§ **ABOUT THIS TASK**
Scan the data below for the string "label". Copy every line where it appears.

§ **EXERCISE DATA**
━━━━

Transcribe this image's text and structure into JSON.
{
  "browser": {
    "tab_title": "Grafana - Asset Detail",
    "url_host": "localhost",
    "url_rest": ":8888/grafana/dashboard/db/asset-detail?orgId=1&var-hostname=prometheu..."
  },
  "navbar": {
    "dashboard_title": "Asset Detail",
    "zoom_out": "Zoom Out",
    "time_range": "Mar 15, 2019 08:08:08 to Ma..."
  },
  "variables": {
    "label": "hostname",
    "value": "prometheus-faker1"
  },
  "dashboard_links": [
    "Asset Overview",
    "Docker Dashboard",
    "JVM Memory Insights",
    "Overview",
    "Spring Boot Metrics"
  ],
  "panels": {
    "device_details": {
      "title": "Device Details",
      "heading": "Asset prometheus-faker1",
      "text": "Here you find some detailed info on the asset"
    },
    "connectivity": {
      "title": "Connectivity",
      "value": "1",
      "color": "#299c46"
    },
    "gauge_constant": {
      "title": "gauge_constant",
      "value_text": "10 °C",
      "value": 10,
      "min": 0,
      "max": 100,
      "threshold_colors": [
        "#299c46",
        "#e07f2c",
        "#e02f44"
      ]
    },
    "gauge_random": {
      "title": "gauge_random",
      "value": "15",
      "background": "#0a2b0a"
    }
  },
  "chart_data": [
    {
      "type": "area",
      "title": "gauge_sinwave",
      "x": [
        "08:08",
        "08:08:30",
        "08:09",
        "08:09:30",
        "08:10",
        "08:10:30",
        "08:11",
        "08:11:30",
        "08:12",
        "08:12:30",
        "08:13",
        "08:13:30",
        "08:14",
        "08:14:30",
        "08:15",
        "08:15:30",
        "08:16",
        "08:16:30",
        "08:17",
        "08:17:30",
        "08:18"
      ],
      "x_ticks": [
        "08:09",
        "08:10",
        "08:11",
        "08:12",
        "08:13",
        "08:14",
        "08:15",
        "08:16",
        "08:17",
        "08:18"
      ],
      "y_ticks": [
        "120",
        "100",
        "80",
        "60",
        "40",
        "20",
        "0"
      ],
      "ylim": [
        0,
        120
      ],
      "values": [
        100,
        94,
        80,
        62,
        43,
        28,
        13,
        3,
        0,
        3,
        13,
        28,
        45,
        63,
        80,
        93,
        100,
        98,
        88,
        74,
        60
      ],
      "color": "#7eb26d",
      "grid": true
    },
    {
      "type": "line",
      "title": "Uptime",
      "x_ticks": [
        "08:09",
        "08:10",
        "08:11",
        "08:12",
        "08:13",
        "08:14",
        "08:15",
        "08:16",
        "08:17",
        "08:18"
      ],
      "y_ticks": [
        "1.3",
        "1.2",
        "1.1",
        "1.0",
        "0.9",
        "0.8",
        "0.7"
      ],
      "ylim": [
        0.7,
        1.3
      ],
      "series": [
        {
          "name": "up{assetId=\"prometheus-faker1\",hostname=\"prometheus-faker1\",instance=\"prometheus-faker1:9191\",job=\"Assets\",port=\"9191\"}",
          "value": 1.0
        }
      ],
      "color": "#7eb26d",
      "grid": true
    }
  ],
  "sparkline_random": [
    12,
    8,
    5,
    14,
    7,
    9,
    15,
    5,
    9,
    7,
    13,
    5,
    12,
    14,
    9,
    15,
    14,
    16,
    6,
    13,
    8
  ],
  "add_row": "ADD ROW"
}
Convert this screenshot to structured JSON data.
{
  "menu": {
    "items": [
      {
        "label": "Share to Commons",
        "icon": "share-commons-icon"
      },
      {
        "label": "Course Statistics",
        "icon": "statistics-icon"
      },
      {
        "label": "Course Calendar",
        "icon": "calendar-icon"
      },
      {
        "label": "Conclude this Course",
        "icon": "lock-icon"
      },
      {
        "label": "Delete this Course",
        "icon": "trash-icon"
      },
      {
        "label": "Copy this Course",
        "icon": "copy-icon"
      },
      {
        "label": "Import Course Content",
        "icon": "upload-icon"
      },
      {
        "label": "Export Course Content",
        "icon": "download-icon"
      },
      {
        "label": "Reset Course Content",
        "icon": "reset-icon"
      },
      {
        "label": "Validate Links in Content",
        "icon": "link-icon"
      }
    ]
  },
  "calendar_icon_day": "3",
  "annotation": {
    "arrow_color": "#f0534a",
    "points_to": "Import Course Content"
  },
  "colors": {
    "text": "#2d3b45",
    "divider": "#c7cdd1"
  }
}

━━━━

§ **WRITTEN RESPONSE**
    "label": "hostname",
        "label": "Share to Commons",
        "label": "Course Statistics",
        "label": "Course Calendar",
        "label": "Conclude this Course",
        "label": "Delete this Course",
        "label": "Copy this Course",
        "label": "Import Course Content",
        "label": "Export Course Content",
        "label": "Reset Course Content",
        "label": "Validate Links in Content",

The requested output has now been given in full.